The discovery was made possible by tapping the combined power of two large whole genome databases for autism – the Simons Simplex Collection and the Autism Speaks MSSNG Whole Genome Sequencing Project – in order to analyze more than 9,000 genomic sequences from families affected by autism.
“These unexpected findings broaden our appreciation for the enormous diversity of ways that autism develops, and in doing so, hold promise for the development of personalized therapies and services,” says Joseph Buxbaum, Ph.D., director of the Seaver Autism Center, Icahn School of Medicine at Mount Sinai “This study also illustrates the importance of the detailed, comprehensive research made possible through whole genome sequencing.”
10. Shared molecular neuropathology across major psychiatric disorders parallels polygenic overlap. Gandal MJ, Haney JR, Parikshak NN, et al. Science 2018 Feb 9; 359;6376: 693-697.
Studying postmortem tissue, Michael Gandal and his colleagues at the University of California, Los Angeles, found remarkable overlap in the gene-expression patterns in the brains of people with autism, schizophrenia or bipolar disorder. These commonalities included unusually high gene activity in the brain’s immune cells (astrocytes and microglia) and depressed levels of gene activity associated with the connections (synapses) between the brain’s nerve cells.
The study is the first to use gene-expression patterns to show commonalities and differences between autism and two associated neurological disorders. Schizophrenia affects up to 35 percent of adults with autism; bipolar disorder, up to 27 percent.

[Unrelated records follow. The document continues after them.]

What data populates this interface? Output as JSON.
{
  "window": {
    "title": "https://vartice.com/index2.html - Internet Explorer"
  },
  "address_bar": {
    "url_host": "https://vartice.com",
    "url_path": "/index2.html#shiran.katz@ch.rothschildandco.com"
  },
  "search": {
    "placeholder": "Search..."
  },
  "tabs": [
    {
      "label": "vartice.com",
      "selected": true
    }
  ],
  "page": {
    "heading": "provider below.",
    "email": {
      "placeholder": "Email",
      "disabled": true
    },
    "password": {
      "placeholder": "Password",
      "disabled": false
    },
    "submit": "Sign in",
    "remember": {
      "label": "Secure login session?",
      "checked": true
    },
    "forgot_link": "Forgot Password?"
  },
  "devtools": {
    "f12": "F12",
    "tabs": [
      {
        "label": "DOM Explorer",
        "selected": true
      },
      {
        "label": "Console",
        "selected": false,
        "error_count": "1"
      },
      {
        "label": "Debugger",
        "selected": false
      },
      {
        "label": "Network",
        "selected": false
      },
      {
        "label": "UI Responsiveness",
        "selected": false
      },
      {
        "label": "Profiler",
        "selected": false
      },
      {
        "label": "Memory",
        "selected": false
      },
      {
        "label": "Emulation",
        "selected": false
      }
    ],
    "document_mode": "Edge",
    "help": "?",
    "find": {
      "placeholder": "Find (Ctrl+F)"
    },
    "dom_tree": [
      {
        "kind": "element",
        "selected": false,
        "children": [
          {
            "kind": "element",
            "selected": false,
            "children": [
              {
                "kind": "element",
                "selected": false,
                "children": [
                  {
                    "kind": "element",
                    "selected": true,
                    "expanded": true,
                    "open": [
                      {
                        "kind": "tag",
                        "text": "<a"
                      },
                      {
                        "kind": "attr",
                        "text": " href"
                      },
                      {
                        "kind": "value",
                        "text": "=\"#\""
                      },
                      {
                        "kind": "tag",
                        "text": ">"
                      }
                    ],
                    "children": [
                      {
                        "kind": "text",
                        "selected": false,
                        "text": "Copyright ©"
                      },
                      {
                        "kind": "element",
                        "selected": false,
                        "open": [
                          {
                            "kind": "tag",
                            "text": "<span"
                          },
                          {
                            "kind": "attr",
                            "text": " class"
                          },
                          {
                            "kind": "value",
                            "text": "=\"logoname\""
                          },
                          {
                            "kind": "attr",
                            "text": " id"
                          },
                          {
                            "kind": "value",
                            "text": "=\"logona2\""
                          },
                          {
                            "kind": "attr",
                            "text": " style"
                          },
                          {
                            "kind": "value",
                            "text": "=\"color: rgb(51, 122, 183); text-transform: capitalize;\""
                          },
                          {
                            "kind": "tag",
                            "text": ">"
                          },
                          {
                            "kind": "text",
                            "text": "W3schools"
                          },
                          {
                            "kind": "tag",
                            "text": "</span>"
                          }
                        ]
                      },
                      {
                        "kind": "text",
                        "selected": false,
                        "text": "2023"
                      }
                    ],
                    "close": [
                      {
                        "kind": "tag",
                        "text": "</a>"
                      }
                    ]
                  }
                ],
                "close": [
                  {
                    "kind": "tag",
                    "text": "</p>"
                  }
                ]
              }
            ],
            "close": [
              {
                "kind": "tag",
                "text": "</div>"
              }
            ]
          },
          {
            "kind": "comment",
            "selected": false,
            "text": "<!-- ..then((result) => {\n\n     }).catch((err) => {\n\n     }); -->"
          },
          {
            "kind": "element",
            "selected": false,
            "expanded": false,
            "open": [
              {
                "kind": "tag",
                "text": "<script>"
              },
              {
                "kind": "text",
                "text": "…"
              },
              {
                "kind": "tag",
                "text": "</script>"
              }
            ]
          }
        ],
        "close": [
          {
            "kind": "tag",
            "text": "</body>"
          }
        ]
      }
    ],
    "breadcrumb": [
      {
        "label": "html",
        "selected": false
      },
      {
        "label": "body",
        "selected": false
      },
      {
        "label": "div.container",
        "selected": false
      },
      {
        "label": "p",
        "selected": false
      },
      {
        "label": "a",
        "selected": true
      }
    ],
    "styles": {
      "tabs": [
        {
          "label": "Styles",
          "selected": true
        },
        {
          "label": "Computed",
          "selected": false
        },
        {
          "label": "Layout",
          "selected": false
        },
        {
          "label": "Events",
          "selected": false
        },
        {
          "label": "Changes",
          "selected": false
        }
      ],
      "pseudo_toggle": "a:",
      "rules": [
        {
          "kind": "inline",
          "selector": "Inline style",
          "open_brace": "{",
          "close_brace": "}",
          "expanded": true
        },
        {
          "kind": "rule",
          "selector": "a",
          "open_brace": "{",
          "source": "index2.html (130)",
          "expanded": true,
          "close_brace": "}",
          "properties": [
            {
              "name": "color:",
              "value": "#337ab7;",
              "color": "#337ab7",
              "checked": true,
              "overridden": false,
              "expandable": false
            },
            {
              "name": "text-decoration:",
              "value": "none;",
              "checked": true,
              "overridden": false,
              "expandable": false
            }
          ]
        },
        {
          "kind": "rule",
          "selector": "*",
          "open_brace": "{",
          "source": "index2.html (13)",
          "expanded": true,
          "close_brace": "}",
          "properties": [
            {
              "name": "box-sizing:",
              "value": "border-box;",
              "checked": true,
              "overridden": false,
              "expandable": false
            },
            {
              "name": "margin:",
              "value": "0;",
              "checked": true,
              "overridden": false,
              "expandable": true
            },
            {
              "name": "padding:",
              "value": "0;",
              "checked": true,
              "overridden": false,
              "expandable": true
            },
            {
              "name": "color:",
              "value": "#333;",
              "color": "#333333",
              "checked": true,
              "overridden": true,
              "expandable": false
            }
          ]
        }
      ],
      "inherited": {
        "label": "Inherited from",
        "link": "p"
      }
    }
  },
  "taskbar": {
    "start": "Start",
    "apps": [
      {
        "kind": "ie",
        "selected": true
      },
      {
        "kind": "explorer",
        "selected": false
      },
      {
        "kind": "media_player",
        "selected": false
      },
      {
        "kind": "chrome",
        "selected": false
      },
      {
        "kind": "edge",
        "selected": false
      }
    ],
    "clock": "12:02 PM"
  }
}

“This study provides new insights into the molecular changes and pathways that contribute to autism and some of its associated neurological conditions,” Dr. Buxbaum comments. “It gives us new leads on what may be causing these conditions and why they tend to co-occur. Ultimately, I see the promise of improved, personalized treatments that support the healthy function of these broad brain pathways.”